Kindergarten may be the new first grade, but kids learn more when teachers expose them to advanced reading and math content, instead of sticking to letters and numbers, concludes a new study. Students don’t benefit from “basic content coverage,” researchers write. “Interestingly, this is true regardless of whether they attended preschool, began kindergarten with more advanced skills, or are from families with low income.”
Mrs. Lipstick, a first-grade teacher, has mixed thoughts on Organized Chaos.
When we “teach up” kids do tend to learn more, often because we are giving more meaning behind the basic, rote concepts we want them to learn. This is why I saw so much progress in my intellectual disabilities class last year.
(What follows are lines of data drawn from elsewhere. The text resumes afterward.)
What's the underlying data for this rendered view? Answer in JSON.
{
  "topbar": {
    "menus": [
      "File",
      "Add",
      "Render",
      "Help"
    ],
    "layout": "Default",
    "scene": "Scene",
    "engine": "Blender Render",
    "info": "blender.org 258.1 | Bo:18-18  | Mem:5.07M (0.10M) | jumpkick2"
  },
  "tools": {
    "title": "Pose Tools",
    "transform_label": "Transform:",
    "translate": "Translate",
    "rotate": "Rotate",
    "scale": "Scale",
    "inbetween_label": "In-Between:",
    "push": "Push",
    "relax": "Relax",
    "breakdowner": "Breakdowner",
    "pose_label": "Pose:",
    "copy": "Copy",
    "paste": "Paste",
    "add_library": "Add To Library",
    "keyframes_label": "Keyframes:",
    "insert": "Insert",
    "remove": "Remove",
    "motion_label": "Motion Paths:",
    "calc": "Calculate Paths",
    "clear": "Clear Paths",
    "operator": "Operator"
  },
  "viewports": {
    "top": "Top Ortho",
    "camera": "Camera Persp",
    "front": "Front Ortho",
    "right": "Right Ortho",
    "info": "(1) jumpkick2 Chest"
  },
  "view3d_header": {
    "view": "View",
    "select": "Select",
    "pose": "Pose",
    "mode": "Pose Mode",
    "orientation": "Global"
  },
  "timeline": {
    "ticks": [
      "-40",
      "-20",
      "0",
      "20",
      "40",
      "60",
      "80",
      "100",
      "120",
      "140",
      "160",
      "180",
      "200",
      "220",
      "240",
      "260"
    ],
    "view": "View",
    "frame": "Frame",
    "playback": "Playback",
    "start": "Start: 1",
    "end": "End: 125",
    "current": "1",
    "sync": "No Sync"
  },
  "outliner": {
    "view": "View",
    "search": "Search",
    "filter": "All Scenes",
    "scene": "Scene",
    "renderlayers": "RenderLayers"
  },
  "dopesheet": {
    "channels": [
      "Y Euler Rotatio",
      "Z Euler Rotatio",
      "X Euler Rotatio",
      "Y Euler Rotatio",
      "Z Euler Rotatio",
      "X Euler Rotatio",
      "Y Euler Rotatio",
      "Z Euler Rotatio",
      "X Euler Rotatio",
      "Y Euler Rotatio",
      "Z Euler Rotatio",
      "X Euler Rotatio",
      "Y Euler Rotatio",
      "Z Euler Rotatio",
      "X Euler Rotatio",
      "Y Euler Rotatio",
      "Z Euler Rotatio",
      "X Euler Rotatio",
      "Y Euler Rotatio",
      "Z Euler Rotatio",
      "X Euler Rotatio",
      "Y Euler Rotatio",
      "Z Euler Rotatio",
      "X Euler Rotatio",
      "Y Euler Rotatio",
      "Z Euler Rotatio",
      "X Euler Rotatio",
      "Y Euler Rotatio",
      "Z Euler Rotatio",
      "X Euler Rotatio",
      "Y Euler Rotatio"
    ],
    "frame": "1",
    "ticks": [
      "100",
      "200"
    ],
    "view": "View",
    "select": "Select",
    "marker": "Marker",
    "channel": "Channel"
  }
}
Not knowing another way to teach I simply taught the class the way I would run a general education classroom- and the kids responded by soaking it all in.
I still had to provide small group work and individual, direct instruction that worked on basics like what is a word vs a letter, or even what is a picture vs a letter.
Cramming academics only isn’t the answer, writes Mrs. Lipstick. Children can learn through play.